Indeed, in the decades after Parajanov's death, many filmmakers have confronted Parajanov's peculiar vision as primarily a visual medium rather than a means for storytelling, adapting his static, unmoving shots and sculptural set scenes to new subjects — certainly Alexei German's recent film "Hard to Be a God" show influences from Parajanov, and even mainstream music videos like Madonna's "Bedtime Story" and R.E.M's "Losing My Religion" have been said to draw inspiration from Parajanov's masterpiece "The Color of Pomegranates."
Additionally, his role displaying cultural traditions in film has inspired many aspiring filmmakers from countries without strong film traditions. In this way, Parajanov will perhaps has his greatest impact: Though rejected during his own lifetime and never quite understood in his home countries, Parajanov will always be an inspiration to up-and-coming filmmakers, who draw from his example of bringing little-known cultures to life through the visual medium of film.
The exhibit "The Color of Pomegranates" will be on display until March 16 at the State Gallery on Solyanka, 1/2 Solyanka Ulitsa, Bldg. 2, Metro Kitai-Gorod. "The Inner Circle" will be on display until March 30 at Dom Nashchokina, 12 Vorotnikovsky Pereulok, Metro Mayakovskaya.
The Whisperers: Meet the Snitches Making a Return to Russia
20 hours ago
After losing influence and appeal, vigilante informants are making a comeback in Russian society.
19 hours ago
Russian Ethics Committee Frowns on Homophobic Lawmaker's Harassment of LGBT Rights Activists
‘Last Bell’ Tolls for Russia's High School Graduates

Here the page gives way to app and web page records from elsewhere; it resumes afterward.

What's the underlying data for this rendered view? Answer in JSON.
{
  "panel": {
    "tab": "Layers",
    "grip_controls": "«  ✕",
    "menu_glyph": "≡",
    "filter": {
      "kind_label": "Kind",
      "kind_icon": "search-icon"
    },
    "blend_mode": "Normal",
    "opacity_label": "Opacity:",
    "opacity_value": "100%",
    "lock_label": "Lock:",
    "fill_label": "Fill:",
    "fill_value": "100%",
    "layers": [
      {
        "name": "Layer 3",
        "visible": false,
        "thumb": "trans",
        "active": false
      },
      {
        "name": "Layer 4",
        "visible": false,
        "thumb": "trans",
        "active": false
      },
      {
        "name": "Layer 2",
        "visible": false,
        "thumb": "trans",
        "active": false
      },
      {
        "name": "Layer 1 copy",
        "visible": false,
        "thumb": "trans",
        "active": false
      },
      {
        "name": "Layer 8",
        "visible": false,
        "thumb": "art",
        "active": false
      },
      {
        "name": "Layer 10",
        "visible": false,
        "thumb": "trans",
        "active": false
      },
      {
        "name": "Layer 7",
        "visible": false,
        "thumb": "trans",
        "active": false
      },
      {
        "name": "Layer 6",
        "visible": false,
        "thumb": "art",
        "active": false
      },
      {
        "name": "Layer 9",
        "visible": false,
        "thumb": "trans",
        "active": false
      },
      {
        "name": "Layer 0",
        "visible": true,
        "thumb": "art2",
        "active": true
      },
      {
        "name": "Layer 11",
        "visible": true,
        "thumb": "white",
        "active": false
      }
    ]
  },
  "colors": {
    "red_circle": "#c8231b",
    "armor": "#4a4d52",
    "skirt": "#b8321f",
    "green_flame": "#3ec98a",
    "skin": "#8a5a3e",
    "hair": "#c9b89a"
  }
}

1 day agoJudge Throws Out Case Against Russian Woman Who Definitely Didn't Compare Easter Cake to a Penis